START THE INPUT

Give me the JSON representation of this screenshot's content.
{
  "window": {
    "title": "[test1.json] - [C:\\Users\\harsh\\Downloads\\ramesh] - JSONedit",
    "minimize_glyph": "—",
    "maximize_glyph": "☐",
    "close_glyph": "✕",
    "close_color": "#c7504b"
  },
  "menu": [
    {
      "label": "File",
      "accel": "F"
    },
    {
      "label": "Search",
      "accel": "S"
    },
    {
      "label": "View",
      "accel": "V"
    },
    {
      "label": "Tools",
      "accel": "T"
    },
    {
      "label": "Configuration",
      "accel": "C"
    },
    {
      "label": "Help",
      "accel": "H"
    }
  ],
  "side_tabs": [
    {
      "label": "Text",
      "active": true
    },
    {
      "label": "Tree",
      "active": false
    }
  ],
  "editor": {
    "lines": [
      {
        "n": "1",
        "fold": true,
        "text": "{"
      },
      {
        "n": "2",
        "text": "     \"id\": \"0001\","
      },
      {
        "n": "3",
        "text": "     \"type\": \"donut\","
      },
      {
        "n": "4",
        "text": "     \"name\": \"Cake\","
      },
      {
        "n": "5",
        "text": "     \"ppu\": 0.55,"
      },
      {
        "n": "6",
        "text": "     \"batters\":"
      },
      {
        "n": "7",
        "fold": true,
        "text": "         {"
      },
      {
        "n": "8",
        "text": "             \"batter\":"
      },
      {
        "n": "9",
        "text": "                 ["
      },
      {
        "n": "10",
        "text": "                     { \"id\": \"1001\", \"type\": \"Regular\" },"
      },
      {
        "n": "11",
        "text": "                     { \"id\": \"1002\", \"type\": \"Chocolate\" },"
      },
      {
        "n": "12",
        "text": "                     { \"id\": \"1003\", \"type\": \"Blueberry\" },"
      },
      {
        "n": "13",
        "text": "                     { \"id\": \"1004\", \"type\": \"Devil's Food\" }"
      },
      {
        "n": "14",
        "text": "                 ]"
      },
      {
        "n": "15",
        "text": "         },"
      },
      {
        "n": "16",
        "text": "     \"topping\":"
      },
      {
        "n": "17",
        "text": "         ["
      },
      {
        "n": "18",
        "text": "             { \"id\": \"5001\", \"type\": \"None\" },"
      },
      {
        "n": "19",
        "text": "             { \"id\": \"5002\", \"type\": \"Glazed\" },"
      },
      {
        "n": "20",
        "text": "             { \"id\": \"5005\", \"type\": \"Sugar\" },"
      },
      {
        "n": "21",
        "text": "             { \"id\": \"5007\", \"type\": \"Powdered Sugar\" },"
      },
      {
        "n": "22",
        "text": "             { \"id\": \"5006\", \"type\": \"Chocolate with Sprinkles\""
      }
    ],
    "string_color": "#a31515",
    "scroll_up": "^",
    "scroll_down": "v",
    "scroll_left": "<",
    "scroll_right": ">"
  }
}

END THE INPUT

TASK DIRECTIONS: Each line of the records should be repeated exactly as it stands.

THE COMPLETED TASK:
Give me the JSON representation of this screenshot's content.
{
  "window": {
    "title": "[test1.json] - [C:\\Users\\harsh\\Downloads\\ramesh] - JSONedit",
    "minimize_glyph": "—",
    "maximize_glyph": "☐",
    "close_glyph": "✕",
    "close_color": "#c7504b"
  },
  "menu": [
    {
      "label": "File",
      "accel": "F"
    },
    {
      "label": "Search",
      "accel": "S"
    },
    {
      "label": "View",
      "accel": "V"
    },
    {
      "label": "Tools",
      "accel": "T"
    },
    {
      "label": "Configuration",
      "accel": "C"
    },
    {
      "label": "Help",
      "accel": "H"
    }
  ],
  "side_tabs": [
    {
      "label": "Text",
      "active": true
    },
    {
      "label": "Tree",
      "active": false
    }
  ],
  "editor": {
    "lines": [
      {
        "n": "1",
        "fold": true,
        "text": "{"
      },
      {
        "n": "2",
        "text": "     \"id\": \"0001\","
      },
      {
        "n": "3",
        "text": "     \"type\": \"donut\","
      },
      {
        "n": "4",
        "text": "     \"name\": \"Cake\","
      },
      {
        "n": "5",
        "text": "     \"ppu\": 0.55,"
      },
      {
        "n": "6",
        "text": "     \"batters\":"
      },
      {
        "n": "7",
        "fold": true,
        "text": "         {"
      },
      {
        "n": "8",
        "text": "             \"batter\":"
      },
      {
        "n": "9",
        "text": "                 ["
      },
      {
        "n": "10",
        "text": "                     { \"id\": \"1001\", \"type\": \"Regular\" },"
      },
      {
        "n": "11",
        "text": "                     { \"id\": \"1002\", \"type\": \"Chocolate\" },"
      },
      {
        "n": "12",
        "text": "                     { \"id\": \"1003\", \"type\": \"Blueberry\" },"
      },
      {
        "n": "13",
        "text": "                     { \"id\": \"1004\", \"type\": \"Devil's Food\" }"
      },
      {
        "n": "14",
        "text": "                 ]"
      },
      {
        "n": "15",
        "text": "         },"
      },
      {
        "n": "16",
        "text": "     \"topping\":"
      },
      {
        "n": "17",
        "text": "         ["
      },
      {
        "n": "18",
        "text": "             { \"id\": \"5001\", \"type\": \"None\" },"
      },
      {
        "n": "19",
        "text": "             { \"id\": \"5002\", \"type\": \"Glazed\" },"
      },
      {
        "n": "20",
        "text": "             { \"id\": \"5005\", \"type\": \"Sugar\" },"
      },
      {
        "n": "21",
        "text": "             { \"id\": \"5007\", \"type\": \"Powdered Sugar\" },"
      },
      {
        "n": "22",
        "text": "             { \"id\": \"5006\", \"type\": \"Chocolate with Sprinkles\""
      }
    ],
    "string_color": "#a31515",
    "scroll_up": "^",
    "scroll_down": "v",
    "scroll_left": "<",
    "scroll_right": ">"
  }
}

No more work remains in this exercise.